WHAT IS BEING ASKED ::
The job is to find each line of the records below that includes the word "Success" and copy it.

SUPPLIED INFORMATION ::
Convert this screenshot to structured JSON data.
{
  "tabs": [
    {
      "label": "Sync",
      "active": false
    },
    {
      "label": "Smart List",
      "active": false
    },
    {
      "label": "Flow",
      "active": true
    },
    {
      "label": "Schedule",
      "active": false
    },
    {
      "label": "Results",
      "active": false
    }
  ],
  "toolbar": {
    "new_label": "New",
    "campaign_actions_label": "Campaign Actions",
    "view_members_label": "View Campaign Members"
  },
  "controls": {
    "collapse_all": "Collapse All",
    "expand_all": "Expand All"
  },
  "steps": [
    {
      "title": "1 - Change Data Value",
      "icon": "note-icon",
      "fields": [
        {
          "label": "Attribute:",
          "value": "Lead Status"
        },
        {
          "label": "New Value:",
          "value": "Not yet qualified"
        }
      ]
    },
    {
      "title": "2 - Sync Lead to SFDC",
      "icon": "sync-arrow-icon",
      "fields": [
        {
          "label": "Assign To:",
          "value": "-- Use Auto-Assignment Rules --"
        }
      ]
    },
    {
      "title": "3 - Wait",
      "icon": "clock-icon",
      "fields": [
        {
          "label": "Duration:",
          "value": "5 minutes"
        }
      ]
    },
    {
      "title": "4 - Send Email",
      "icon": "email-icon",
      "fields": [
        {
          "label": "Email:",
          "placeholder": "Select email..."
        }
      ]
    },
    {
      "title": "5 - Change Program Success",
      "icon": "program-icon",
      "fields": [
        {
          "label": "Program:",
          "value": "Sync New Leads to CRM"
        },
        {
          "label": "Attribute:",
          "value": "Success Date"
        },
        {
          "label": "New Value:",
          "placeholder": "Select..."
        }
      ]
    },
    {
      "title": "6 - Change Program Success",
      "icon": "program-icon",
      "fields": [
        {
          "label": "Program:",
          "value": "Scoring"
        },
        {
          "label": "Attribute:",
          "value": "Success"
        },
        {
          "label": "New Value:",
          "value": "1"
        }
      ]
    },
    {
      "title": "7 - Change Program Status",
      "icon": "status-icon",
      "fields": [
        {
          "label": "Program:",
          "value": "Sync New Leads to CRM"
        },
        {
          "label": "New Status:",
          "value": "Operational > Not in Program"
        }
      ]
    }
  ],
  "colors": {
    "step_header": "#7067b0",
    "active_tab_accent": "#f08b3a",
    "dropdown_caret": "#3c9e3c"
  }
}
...
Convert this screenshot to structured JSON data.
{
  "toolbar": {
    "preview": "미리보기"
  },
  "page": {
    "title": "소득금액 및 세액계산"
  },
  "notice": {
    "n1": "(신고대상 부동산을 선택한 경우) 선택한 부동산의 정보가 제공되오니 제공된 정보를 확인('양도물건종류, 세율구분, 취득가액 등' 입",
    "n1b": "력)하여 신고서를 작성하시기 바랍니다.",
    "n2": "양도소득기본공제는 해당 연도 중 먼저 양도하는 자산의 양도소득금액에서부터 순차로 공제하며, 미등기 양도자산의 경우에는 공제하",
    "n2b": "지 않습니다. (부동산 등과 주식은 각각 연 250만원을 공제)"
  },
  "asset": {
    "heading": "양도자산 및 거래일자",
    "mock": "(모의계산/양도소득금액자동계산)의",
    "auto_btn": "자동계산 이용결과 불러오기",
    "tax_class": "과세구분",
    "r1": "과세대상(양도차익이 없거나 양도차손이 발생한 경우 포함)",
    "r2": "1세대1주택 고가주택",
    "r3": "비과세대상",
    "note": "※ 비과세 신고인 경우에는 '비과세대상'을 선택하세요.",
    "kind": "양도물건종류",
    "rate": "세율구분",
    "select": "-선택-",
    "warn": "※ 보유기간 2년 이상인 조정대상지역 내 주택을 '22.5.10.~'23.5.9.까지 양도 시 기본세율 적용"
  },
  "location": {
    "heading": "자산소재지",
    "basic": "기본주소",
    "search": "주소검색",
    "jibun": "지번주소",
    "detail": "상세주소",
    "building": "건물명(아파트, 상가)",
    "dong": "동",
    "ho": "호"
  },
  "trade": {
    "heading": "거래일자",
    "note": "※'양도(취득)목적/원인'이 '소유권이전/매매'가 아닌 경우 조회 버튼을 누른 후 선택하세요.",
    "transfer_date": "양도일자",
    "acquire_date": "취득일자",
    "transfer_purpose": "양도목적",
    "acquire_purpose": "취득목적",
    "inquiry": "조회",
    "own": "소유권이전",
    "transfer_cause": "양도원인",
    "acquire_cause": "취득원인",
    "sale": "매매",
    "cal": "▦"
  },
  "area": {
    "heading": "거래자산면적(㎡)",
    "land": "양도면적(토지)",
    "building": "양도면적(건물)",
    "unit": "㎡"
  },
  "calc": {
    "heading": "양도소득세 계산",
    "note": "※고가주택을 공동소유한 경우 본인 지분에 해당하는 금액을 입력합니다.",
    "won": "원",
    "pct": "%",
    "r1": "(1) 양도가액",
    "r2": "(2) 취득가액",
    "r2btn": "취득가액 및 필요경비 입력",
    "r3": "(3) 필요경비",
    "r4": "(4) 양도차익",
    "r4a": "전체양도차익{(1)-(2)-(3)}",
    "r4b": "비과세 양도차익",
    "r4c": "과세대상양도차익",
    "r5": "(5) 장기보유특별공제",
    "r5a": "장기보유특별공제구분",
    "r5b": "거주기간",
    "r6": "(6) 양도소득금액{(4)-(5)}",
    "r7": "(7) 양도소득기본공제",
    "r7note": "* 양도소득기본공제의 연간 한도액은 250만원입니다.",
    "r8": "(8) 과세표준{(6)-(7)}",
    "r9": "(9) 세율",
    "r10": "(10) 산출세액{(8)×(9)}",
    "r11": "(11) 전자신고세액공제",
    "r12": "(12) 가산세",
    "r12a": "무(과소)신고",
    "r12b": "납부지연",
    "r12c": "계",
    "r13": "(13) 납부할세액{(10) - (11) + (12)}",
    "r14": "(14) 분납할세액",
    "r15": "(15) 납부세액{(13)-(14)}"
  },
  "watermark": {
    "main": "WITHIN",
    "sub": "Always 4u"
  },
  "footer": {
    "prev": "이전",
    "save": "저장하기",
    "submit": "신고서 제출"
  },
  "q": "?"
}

SOLUTION TO THIS PROBLEM ::
      "title": "5 - Change Program Success",
          "value": "Success Date"
      "title": "6 - Change Program Success",
          "value": "Success"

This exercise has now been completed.